Data for analysis section start
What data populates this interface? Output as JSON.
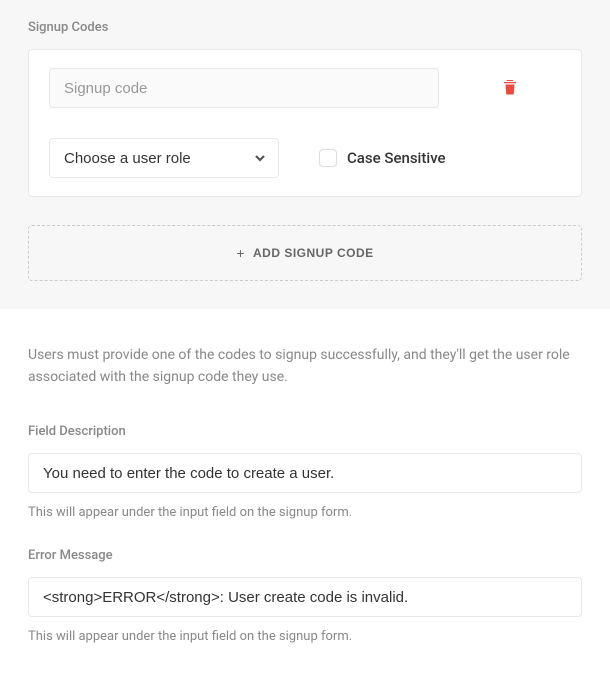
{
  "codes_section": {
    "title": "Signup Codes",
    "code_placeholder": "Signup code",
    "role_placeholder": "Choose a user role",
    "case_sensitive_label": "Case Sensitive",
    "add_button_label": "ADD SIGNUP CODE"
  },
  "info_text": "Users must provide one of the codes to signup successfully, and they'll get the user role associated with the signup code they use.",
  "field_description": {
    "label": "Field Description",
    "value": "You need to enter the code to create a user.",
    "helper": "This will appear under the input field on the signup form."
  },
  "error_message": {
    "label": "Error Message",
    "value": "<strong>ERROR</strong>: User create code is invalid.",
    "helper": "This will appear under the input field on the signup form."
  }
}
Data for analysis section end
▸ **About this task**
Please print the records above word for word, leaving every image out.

▸ **Result**
What data populates this interface? Output as JSON.
{
  "codes_section": {
    "title": "Signup Codes",
    "code_placeholder": "Signup code",
    "role_placeholder": "Choose a user role",
    "case_sensitive_label": "Case Sensitive",
    "add_button_label": "ADD SIGNUP CODE"
  },
  "info_text": "Users must provide one of the codes to signup successfully, and they'll get the user role associated with the signup code they use.",
  "field_description": {
    "label": "Field Description",
    "value": "You need to enter the code to create a user.",
    "helper": "This will appear under the input field on the signup form."
  },
  "error_message": {
    "label": "Error Message",
    "value": "<strong>ERROR</strong>: User create code is invalid.",
    "helper": "This will appear under the input field on the signup form."
  }
}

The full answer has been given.